As you can see in the picture on the left, the ribbon on my Christmas Door Wreath was in very poor condition when I pulled it out of storage last month. I created this wreath about 10 years ago, and for the most part, it withstood the harsh weather conditions I put it through for 10 years!  (I put my Christmas wreath up on November 1st and keep it there until about May 1st every year. It gets hot afternoon sun.)

I tried to bend the ribbon back into some form of shape and it looked OK for a few weeks. However, I looked at it Saturday morning and it just looked pitiful. The ribbon ends were all torn and falling apart.

It was time for an update! Just because it caught my eye, I purchased some new silk flowers a few weeks ago at the big box store the last time I was there. I got one bunch and it cost five dollars. I really liked the contrast between the gold and red.

The new ribbon came from my leftover stash. These three were the best matches. I chose the one in front because it too had gold and red in the ribbon and matched the silk flowers. Of course the one I wanted only had about 18 inches (45 cm) left on the roll! I wanted to use it like I did in the old wreath but 18 inches was not enough to go around the entire wreath! I had to make a smaller bow.

Step one was to remove the old items. The ribbon was attached with floral wire so I needed to cut that off and then I just pulled out the old flowers.

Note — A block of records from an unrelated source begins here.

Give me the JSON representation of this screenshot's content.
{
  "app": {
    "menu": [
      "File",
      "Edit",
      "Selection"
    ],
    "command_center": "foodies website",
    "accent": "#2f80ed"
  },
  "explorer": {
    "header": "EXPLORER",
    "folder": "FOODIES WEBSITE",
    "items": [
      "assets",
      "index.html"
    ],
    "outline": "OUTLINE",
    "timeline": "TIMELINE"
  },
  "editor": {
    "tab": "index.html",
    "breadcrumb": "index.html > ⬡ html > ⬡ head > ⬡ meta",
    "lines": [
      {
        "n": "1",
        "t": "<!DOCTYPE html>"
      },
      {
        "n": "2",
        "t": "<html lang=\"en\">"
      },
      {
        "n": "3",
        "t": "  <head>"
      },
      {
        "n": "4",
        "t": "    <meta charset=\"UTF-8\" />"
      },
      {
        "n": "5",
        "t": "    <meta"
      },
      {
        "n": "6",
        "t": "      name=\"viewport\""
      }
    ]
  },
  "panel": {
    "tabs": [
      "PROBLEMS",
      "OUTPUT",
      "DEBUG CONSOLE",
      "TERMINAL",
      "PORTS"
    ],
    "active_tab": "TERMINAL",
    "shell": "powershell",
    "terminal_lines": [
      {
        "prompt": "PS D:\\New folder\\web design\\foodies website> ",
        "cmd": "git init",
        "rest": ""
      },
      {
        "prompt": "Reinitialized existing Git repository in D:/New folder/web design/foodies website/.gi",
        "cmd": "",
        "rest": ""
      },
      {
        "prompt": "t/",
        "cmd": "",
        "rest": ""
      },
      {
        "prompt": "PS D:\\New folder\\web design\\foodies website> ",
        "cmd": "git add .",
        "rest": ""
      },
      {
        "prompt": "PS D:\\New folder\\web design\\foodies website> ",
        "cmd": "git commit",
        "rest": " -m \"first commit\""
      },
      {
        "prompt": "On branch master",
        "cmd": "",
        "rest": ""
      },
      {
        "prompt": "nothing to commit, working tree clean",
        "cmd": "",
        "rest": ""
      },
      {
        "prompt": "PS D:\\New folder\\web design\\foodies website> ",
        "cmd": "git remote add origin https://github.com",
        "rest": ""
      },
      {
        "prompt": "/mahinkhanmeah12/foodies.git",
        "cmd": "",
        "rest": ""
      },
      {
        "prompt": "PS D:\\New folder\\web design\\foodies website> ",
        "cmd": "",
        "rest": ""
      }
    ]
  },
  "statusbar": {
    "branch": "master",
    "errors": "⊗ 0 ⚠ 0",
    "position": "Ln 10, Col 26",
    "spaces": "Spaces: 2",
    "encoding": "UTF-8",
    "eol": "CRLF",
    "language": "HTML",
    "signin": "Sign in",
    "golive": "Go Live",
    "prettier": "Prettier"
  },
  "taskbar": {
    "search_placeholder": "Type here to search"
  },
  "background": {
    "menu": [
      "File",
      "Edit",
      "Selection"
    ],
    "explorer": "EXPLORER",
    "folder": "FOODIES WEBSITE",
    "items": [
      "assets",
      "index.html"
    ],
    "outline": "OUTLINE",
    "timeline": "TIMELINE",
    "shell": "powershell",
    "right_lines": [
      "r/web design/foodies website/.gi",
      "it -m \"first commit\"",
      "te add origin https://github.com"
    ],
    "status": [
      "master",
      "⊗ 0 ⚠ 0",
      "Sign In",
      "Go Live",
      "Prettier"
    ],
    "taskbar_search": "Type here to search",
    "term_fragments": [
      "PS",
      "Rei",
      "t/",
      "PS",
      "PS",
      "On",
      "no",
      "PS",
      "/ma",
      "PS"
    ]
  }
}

Now, start adding new pieces.  There isn't any 'special' way to do it. Decorate it to please you. The only 'rule of thumb' I can give you is that an odd number of items looks better then an even number. For example, using three poinsettia flowers/ using one pine cone, etc.

Start with the first piece. I placed a flower on the wreath and pulled the stem through to the back. 

Sorry for the blurry picture. I needed three hands for that one!

Now, just wrap the stem around the base of the wreath. No wire or glue needed. I usually wrap it a few times so it won't fall off. The only piece I attached with wire was the ribbon.

Continue adding pieces until you like the way it looks!  It took all of 20 minutes (from start to finish) to make mine! Once I put it on the door, I adjusted it a bit more so the ribbon showed up better. This is what it looks like now.

Pretty to look at, quick to do, and very frugal!

Thursday, December 1, 2016

Light The World This Christmas Season!

This message was shared with us in Church this past Sunday: To help the world be a better place, you must serve others!

What a beautiful message this Christmas season!

Serve 25 ways in 25 days!